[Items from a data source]

______

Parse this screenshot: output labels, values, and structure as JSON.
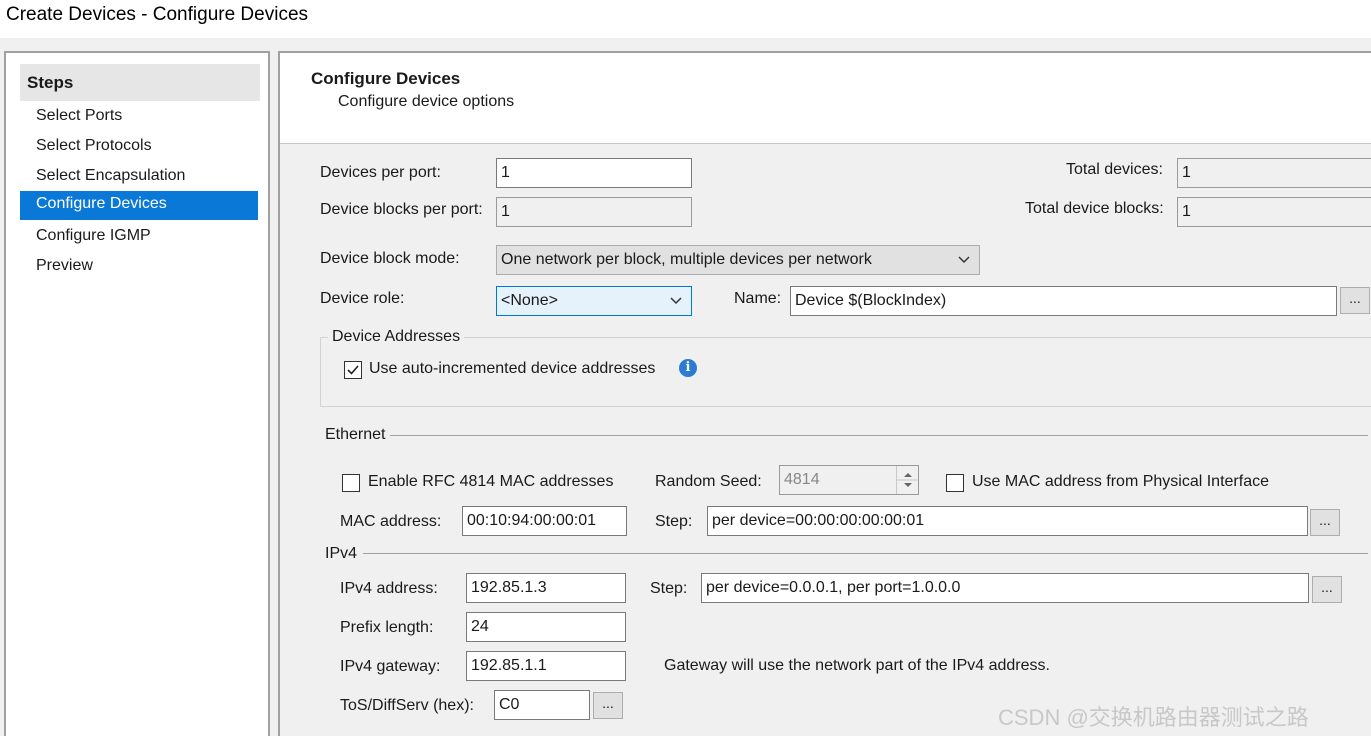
{
  "window": {
    "title": "Create Devices - Configure Devices"
  },
  "sidebar": {
    "header": "Steps",
    "items": [
      {
        "label": "Select Ports"
      },
      {
        "label": "Select Protocols"
      },
      {
        "label": "Select Encapsulation"
      },
      {
        "label": "Configure Devices"
      },
      {
        "label": "Configure IGMP"
      },
      {
        "label": "Preview"
      }
    ],
    "active_index": 3
  },
  "main": {
    "title": "Configure Devices",
    "subtitle": "Configure device options"
  },
  "form": {
    "devices_per_port_label": "Devices per port:",
    "devices_per_port_value": "1",
    "device_blocks_per_port_label": "Device blocks per port:",
    "device_blocks_per_port_value": "1",
    "total_devices_label": "Total devices:",
    "total_devices_value": "1",
    "total_device_blocks_label": "Total device blocks:",
    "total_device_blocks_value": "1",
    "device_block_mode_label": "Device block mode:",
    "device_block_mode_value": "One network per block, multiple devices per network",
    "device_role_label": "Device role:",
    "device_role_value": "<None>",
    "name_label": "Name:",
    "name_value": "Device $(BlockIndex)",
    "ellipsis": "..."
  },
  "device_addresses": {
    "group_label": "Device Addresses",
    "auto_increment_label": "Use auto-incremented device addresses",
    "auto_increment_checked": true
  },
  "ethernet": {
    "group_label": "Ethernet",
    "rfc4814_label": "Enable RFC 4814 MAC addresses",
    "random_seed_label": "Random Seed:",
    "random_seed_value": "4814",
    "use_mac_physical_label": "Use MAC address from Physical Interface",
    "mac_address_label": "MAC address:",
    "mac_address_value": "00:10:94:00:00:01",
    "step_label": "Step:",
    "step_value": "per device=00:00:00:00:00:01"
  },
  "ipv4": {
    "group_label": "IPv4",
    "address_label": "IPv4 address:",
    "address_value": "192.85.1.3",
    "step_label": "Step:",
    "step_value": "per device=0.0.0.1, per port=1.0.0.0",
    "prefix_label": "Prefix length:",
    "prefix_value": "24",
    "gateway_label": "IPv4 gateway:",
    "gateway_value": "192.85.1.1",
    "gateway_note": "Gateway will use the network part of the IPv4 address.",
    "tos_label": "ToS/DiffServ (hex):",
    "tos_value": "C0"
  },
  "watermark": "CSDN @交换机路由器测试之路",
  "colors": {
    "accent": "#0a78d7",
    "info": "#2a7bd2"
  }
}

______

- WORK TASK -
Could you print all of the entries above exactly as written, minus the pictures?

- REPLY -
Parse this screenshot: output labels, values, and structure as JSON.
{
  "window": {
    "title": "Create Devices - Configure Devices"
  },
  "sidebar": {
    "header": "Steps",
    "items": [
      {
        "label": "Select Ports"
      },
      {
        "label": "Select Protocols"
      },
      {
        "label": "Select Encapsulation"
      },
      {
        "label": "Configure Devices"
      },
      {
        "label": "Configure IGMP"
      },
      {
        "label": "Preview"
      }
    ],
    "active_index": 3
  },
  "main": {
    "title": "Configure Devices",
    "subtitle": "Configure device options"
  },
  "form": {
    "devices_per_port_label": "Devices per port:",
    "devices_per_port_value": "1",
    "device_blocks_per_port_label": "Device blocks per port:",
    "device_blocks_per_port_value": "1",
    "total_devices_label": "Total devices:",
    "total_devices_value": "1",
    "total_device_blocks_label": "Total device blocks:",
    "total_device_blocks_value": "1",
    "device_block_mode_label": "Device block mode:",
    "device_block_mode_value": "One network per block, multiple devices per network",
    "device_role_label": "Device role:",
    "device_role_value": "<None>",
    "name_label": "Name:",
    "name_value": "Device $(BlockIndex)",
    "ellipsis": "..."
  },
  "device_addresses": {
    "group_label": "Device Addresses",
    "auto_increment_label": "Use auto-incremented device addresses",
    "auto_increment_checked": true
  },
  "ethernet": {
    "group_label": "Ethernet",
    "rfc4814_label": "Enable RFC 4814 MAC addresses",
    "random_seed_label": "Random Seed:",
    "random_seed_value": "4814",
    "use_mac_physical_label": "Use MAC address from Physical Interface",
    "mac_address_label": "MAC address:",
    "mac_address_value": "00:10:94:00:00:01",
    "step_label": "Step:",
    "step_value": "per device=00:00:00:00:00:01"
  },
  "ipv4": {
    "group_label": "IPv4",
    "address_label": "IPv4 address:",
    "address_value": "192.85.1.3",
    "step_label": "Step:",
    "step_value": "per device=0.0.0.1, per port=1.0.0.0",
    "prefix_label": "Prefix length:",
    "prefix_value": "24",
    "gateway_label": "IPv4 gateway:",
    "gateway_value": "192.85.1.1",
    "gateway_note": "Gateway will use the network part of the IPv4 address.",
    "tos_label": "ToS/DiffServ (hex):",
    "tos_value": "C0"
  },
  "watermark": "CSDN @交换机路由器测试之路",
  "colors": {
    "accent": "#0a78d7",
    "info": "#2a7bd2"
  }
}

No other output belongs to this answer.